In response to its Congressional directive, and drawing upon recommendations from the Certified Technology Comparison (CTC) Task Force, public input, and its own market analysis, ONC’s report focused on two subgroups of the health care community – providers and comparison tool developers – and identified specific problem areas in the comparison tool marketplace. Ultimately, the report proposed four mechanisms to improve the health IT comparison marketplace:

  1. providing targeted technical assistance;
  2. improving awareness of the comparison tool marketplace and available comparison resources;
  3. collecting and sharing information about certified health IT to improve the comparison tools themselves; and
  4. collaborating with key stakeholders and comparison tool developers.

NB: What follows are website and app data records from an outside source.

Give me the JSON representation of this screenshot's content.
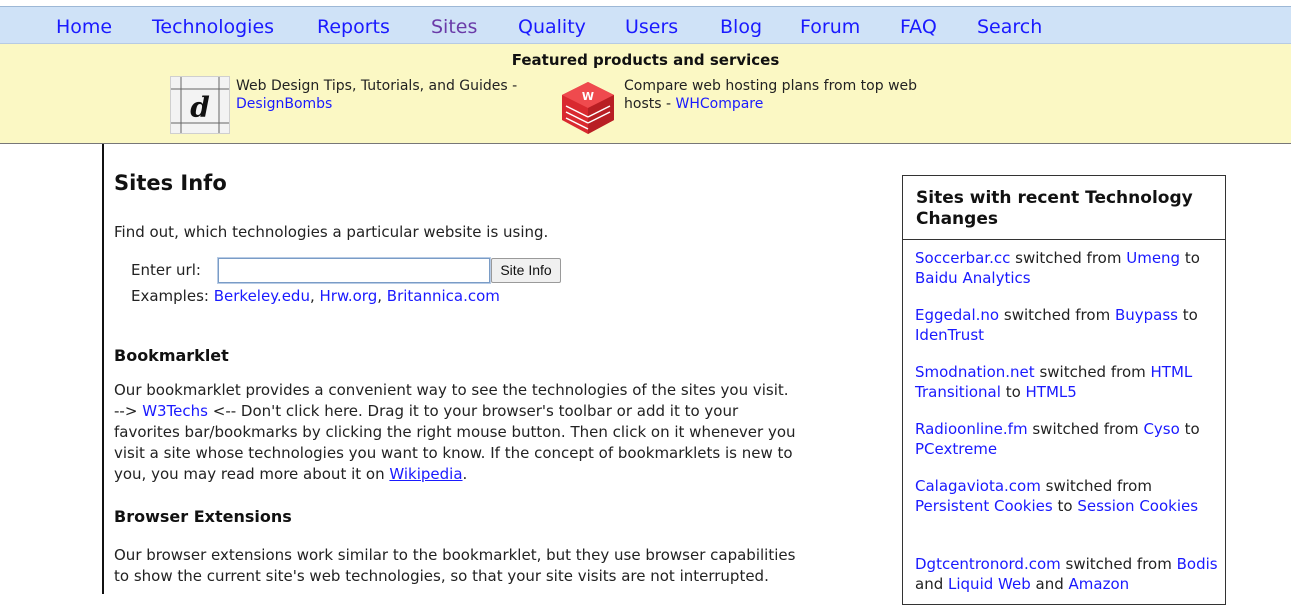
{
  "nav": {
    "items": [
      {
        "label": "Home",
        "active": false
      },
      {
        "label": "Technologies",
        "active": false
      },
      {
        "label": "Reports",
        "active": false
      },
      {
        "label": "Sites",
        "active": true
      },
      {
        "label": "Quality",
        "active": false
      },
      {
        "label": "Users",
        "active": false
      },
      {
        "label": "Blog",
        "active": false
      },
      {
        "label": "Forum",
        "active": false
      },
      {
        "label": "FAQ",
        "active": false
      },
      {
        "label": "Search",
        "active": false
      }
    ]
  },
  "featured": {
    "title": "Featured products and services",
    "items": [
      {
        "text": "Web Design Tips, Tutorials, and Guides -",
        "link": "DesignBombs",
        "icon": "designbombs-logo-icon"
      },
      {
        "text": "Compare web hosting plans from top web hosts -",
        "link": "WHCompare",
        "icon": "whcompare-logo-icon"
      }
    ]
  },
  "main": {
    "title": "Sites Info",
    "intro": "Find out, which technologies a particular website is using.",
    "url_label": "Enter url:",
    "url_value": "",
    "url_placeholder": "",
    "submit_label": "Site Info",
    "examples_label": "Examples:",
    "examples": [
      "Berkeley.edu",
      "Hrw.org",
      "Britannica.com"
    ],
    "bookmarklet": {
      "heading": "Bookmarklet",
      "line1": "Our bookmarklet provides a convenient way to see the technologies of the sites you visit.",
      "arrow_left": "-->",
      "link": "W3Techs",
      "text_after_link": "<-- Don't click here. Drag it to your browser's toolbar or add it to your",
      "line3": "favorites bar/bookmarks by clicking the right mouse button. Then click on it whenever you",
      "line4": "visit a site whose technologies you want to know. If the concept of bookmarklets is new to",
      "line5_pre": "you, you may read more about it on",
      "wiki_link": "Wikipedia",
      "line5_post": "."
    },
    "extensions": {
      "heading": "Browser Extensions",
      "line1": "Our browser extensions work similar to the bookmarklet, but they use browser capabilities",
      "line2": "to show the current site's web technologies, so that your site visits are not interrupted."
    }
  },
  "sidebar": {
    "title": "Sites with recent Technology Changes",
    "changes": [
      {
        "site": "Soccerbar.cc",
        "verb": "switched from",
        "from": "Umeng",
        "to_word": "to",
        "to": "Baidu Analytics"
      },
      {
        "site": "Eggedal.no",
        "verb": "switched from",
        "from": "Buypass",
        "to_word": "to",
        "to": "IdenTrust"
      },
      {
        "site": "Smodnation.net",
        "verb": "switched from",
        "from": "HTML Transitional",
        "to_word": "to",
        "to": "HTML5"
      },
      {
        "site": "Radioonline.fm",
        "verb": "switched from",
        "from": "Cyso",
        "to_word": "to",
        "to": "PCextreme"
      },
      {
        "site": "Calagaviota.com",
        "verb": "switched from",
        "from": "Persistent Cookies",
        "to_word": "to",
        "to": "Session Cookies"
      },
      {
        "site": "Dgtcentronord.com",
        "verb": "switched from",
        "from": "Bodis",
        "and1": "and",
        "from2": "Liquid Web",
        "and2": "and",
        "from3": "Amazon"
      }
    ]
  },
  "colors": {
    "nav_bg": "#cfe2f7",
    "link": "#1a1aff",
    "active_nav": "#6a3aa8",
    "featured_bg": "#fbf8c4",
    "whcompare_red": "#d9292f"
  }
}
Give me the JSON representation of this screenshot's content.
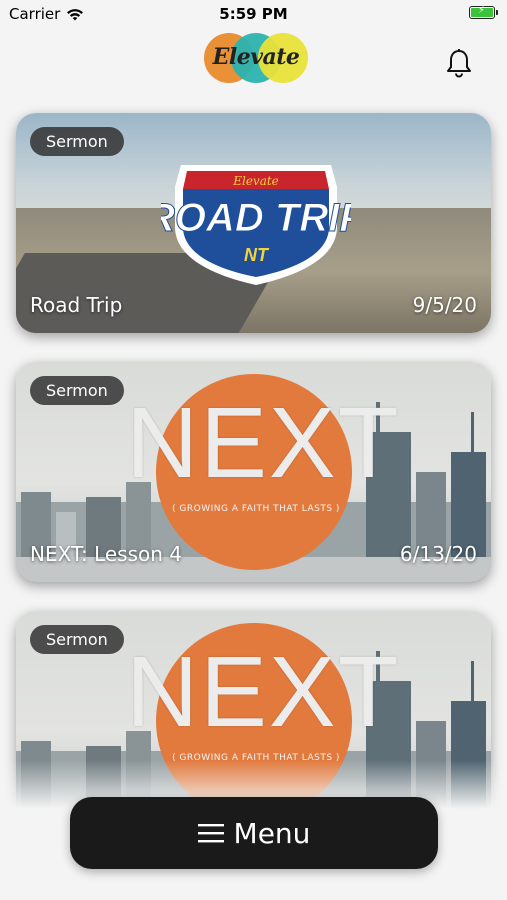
{
  "status": {
    "carrier": "Carrier",
    "time": "5:59 PM"
  },
  "header": {
    "logo_text": "Elevate",
    "logo_colors": [
      "#e98a2c",
      "#2bb3b0",
      "#e9e13a"
    ]
  },
  "cards": [
    {
      "badge": "Sermon",
      "title": "Road Trip",
      "date": "9/5/20",
      "art": {
        "top": "Elevate",
        "main": "ROAD TRIP",
        "bottom": "NT"
      }
    },
    {
      "badge": "Sermon",
      "title": "NEXT: Lesson 4",
      "date": "6/13/20",
      "art": {
        "main": "NEXT",
        "sub": "( GROWING A FAITH THAT LASTS )"
      }
    },
    {
      "badge": "Sermon",
      "title": "",
      "date": "",
      "art": {
        "main": "NEXT",
        "sub": "( GROWING A FAITH THAT LASTS )"
      }
    }
  ],
  "menu": {
    "label": "Menu"
  }
}
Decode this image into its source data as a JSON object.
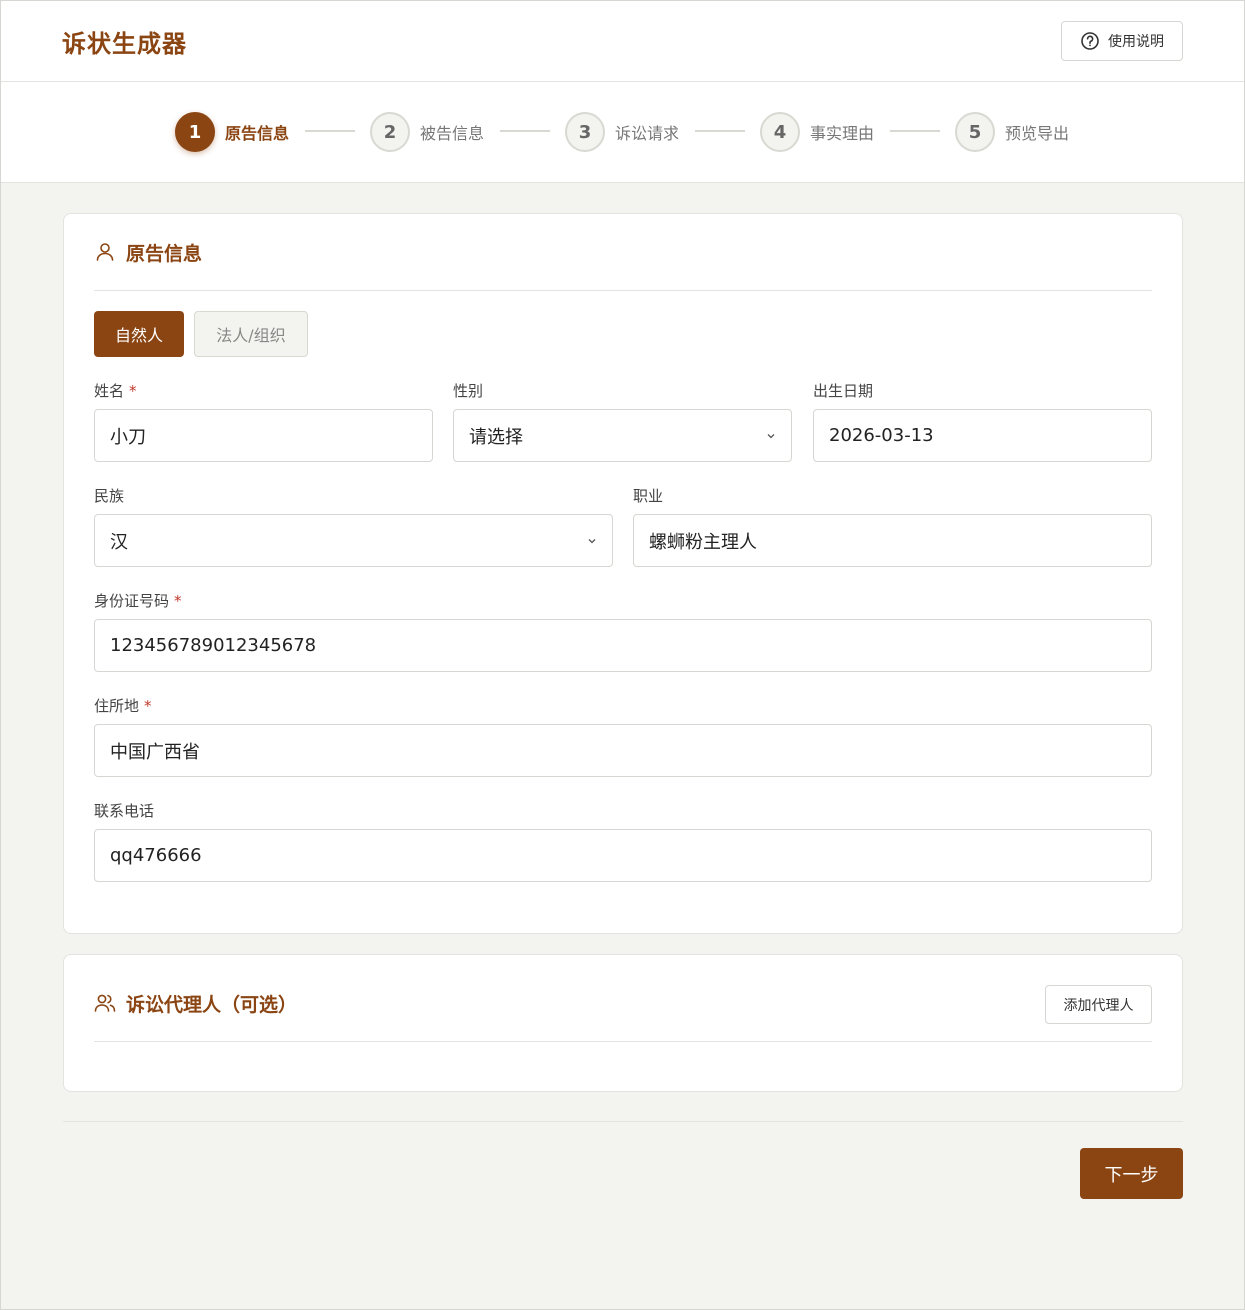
{
  "header": {
    "title": "诉状生成器",
    "help_label": "使用说明"
  },
  "steps": [
    {
      "number": "1",
      "label": "原告信息",
      "active": true
    },
    {
      "number": "2",
      "label": "被告信息",
      "active": false
    },
    {
      "number": "3",
      "label": "诉讼请求",
      "active": false
    },
    {
      "number": "4",
      "label": "事实理由",
      "active": false
    },
    {
      "number": "5",
      "label": "预览导出",
      "active": false
    }
  ],
  "plaintiff": {
    "title": "原告信息",
    "type_tabs": {
      "natural": "自然人",
      "legal": "法人/组织",
      "selected": "自然人"
    },
    "required_mark": "*",
    "fields": {
      "name": {
        "label": "姓名",
        "value": "小刀"
      },
      "gender": {
        "label": "性别",
        "value": "请选择"
      },
      "birthdate": {
        "label": "出生日期",
        "value": "2026-03-13"
      },
      "ethnicity": {
        "label": "民族",
        "value": "汉"
      },
      "occupation": {
        "label": "职业",
        "value": "螺蛳粉主理人"
      },
      "id_number": {
        "label": "身份证号码",
        "value": "123456789012345678"
      },
      "address": {
        "label": "住所地",
        "value": "中国广西省"
      },
      "phone": {
        "label": "联系电话",
        "value": "qq476666"
      }
    }
  },
  "agent": {
    "title": "诉讼代理人（可选）",
    "add_label": "添加代理人"
  },
  "footer": {
    "next_label": "下一步"
  },
  "colors": {
    "accent": "#8b4513",
    "background": "#f3f3ef",
    "required": "#c0392b"
  },
  "icons": {
    "help": "help-circle-icon",
    "plaintiff": "user-icon",
    "agent": "users-icon",
    "select": "chevron-down-icon"
  }
}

The ONC report also outlined the resources necessary to make the four mechanisms a reality. ONC identified the need for government-wide support (from the Department of Health and Human Services and other government programs), as well as critical private sector support, in order to spur the creation of comparison tools and their content, website development, subject matter expert support, outreach to providers, outreach to developers, and program management, among others.  ONC, for its part, pledged to release an updated, “open data” version of its Certified HIT Product List (CHPL) in Spring 2016.  The open data CHPL will provide a more robust and easily-searchable database of certified health IT products.  ONC also committed to publish an online “Health IT Playbook” in Fall 2016, which will include provider tips for effective data use, implementing and optimizing certified health IT products, and transitioning to alternative payment models.

While the report identified efforts to improve provider awareness of currently-available comparison tools, as well as efforts to make health IT information more publicly available, the report falls short on examining the feasibility of establishing tools to assist providers in comparing and selecting certified EHR technology products. Instead, the report assumes current EHR comparison tools are sufficient (with some improvements) and focuses on how to make them better while offering more education to providers. It does not suggest or evaluate alternative EHR comparison tools that would make side-by-side health IT product comparisons easier and more effective for users.

Stay tuned for Congress’s response.